|localhost| rather than the standard port on the remote machine, and it
requires a separate port forward for each machine you want to access.
Dynamic port forwarding via SOCKS
provides a more convenient alternative.
The examples in this article assume that you reside behind a restrictive
firewall which does not allow outgoing SMTP connections except to a
designated mail server. You want to connect to a different mail server,
|mail.example.net|, on port 25. You have an SSH account on a machine
|shell.example.org|, which does not reside within the restrictive
firewall and can thus access port 25 on |mail.example.net|.
With standard SSH port forwarding, you could enter the command:
ssh -L 2525:mail.example.net:25 shell.example.org
This will forward port 2525 on your machine to port 25 on
|mail.example.net|, by way of |shell.example.org|. You will then need to
configure your mailer to send mail to |localhost|, port 2525, and use
the authentication information for your mail account on
|mail.example.net|. For example, in Thunderbird^WIcedove, you could add
an additional outgoing mail server via Edit->Preferences, “Outgoing Mail
Server (SMTP)”, “Add…”, and either set it as the default or explicitly
set your mail account to use that server. You can then send your mail,
which will potentially (if you use secure authentication with
|mail.example.net|) give you a security warning about |localhost|
presenting a certificate for |mail.example.net|, and then prompt you for
your account password. After you have finished sending all the mails you
want to send, you can then change your outgoing mail server back to the
previous setting, and exit SSH.
To avoid all this hassle, SSH also supports dynamic port forwarding via
SOCKS. SOCKS defines a standard mechanism for a client to connect to a
server by way of a proxy. SSH can serve as the proxy, allowing you to
connect to |shell.example.org| and make connections from there to an
arbitrary server such as |mail.example.net|. Simply run:
ssh -D 1080 shell.example.org
to make the connection to |shell.example.org| and start a SOCKS proxy on
|localhost| port 1080.
In order to make use of the SOCKS proxy, you can either use applications
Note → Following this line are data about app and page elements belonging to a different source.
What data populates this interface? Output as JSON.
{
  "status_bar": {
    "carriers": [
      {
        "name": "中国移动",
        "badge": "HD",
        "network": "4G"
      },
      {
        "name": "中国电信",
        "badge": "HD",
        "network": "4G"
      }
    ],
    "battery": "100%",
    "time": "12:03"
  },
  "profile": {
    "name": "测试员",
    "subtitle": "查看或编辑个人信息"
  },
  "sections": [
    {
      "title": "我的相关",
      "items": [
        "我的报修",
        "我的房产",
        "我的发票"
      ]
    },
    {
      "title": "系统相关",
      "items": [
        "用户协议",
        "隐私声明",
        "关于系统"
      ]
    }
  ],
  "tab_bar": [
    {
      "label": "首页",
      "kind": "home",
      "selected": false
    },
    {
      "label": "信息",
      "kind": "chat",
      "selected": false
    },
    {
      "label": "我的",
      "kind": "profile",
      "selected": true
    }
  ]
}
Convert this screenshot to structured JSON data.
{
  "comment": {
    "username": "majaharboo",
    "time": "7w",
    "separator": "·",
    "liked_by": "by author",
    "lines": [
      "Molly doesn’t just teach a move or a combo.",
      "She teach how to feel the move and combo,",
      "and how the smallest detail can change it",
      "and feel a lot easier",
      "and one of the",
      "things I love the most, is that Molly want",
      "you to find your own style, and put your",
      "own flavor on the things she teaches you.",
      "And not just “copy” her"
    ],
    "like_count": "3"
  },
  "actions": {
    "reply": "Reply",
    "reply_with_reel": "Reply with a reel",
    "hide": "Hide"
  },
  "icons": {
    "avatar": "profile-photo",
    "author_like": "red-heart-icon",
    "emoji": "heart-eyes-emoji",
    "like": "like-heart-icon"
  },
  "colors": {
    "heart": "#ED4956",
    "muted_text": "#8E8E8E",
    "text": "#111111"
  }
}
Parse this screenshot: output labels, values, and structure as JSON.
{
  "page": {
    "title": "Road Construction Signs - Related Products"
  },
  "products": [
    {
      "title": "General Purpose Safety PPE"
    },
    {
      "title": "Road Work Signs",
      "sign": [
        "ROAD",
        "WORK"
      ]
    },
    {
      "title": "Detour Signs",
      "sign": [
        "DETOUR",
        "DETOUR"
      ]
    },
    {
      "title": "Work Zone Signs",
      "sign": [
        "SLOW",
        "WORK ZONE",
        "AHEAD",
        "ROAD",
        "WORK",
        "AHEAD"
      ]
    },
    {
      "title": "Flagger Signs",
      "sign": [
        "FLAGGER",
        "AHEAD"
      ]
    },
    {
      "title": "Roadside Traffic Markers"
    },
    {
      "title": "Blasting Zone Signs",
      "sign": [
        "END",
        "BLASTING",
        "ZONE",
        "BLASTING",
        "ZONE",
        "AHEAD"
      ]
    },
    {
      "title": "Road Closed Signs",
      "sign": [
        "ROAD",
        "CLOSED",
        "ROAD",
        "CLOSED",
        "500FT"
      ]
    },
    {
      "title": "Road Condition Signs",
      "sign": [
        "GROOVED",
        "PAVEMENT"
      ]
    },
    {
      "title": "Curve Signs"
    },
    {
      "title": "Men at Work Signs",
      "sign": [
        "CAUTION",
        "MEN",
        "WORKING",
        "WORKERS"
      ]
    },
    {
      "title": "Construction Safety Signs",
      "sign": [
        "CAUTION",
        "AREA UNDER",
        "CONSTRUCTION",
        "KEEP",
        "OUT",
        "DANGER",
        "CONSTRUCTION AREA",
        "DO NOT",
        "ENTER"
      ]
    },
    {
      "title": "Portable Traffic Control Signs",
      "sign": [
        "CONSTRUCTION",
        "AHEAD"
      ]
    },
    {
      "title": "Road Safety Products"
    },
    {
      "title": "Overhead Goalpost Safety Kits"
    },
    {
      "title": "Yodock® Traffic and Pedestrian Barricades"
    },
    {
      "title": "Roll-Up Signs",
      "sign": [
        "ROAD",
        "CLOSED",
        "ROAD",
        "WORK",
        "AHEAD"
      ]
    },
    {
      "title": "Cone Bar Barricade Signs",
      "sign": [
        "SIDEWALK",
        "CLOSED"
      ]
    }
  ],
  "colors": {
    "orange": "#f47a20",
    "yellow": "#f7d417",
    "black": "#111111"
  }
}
which can speak SOCKS natively, or you can use a socksifier program like
tsocks. tsocks provides a library used with |LD_PRELOAD|, which replaces
the standard sockets functions like |socket|, |connect|, and |sendto|
with functions that make use of a designated SOCKS proxy. The tsocks
script runs a program with this library loaded. The library will read
|/etc/tsocks.conf| to find out what SOCKS proxy to use. To configure
tsocks to work with an SSH SOCKS proxy on localhost, edit the default
|/etc/tsocks.conf|, change the server variable to 127.0.0.1, and comment
out the path example.
Now that you have tsocks configured, you can run the following whenever
you want to send mail via |mail.example.net|:
ssh -D 1080 shell.example.org
This will open the SSH-tunnelled SOCKS proxy to |shell.example.org| and
run thunderbird. You can then send mail normally, without changing the
outgoing server configuration, and without seeing any authentication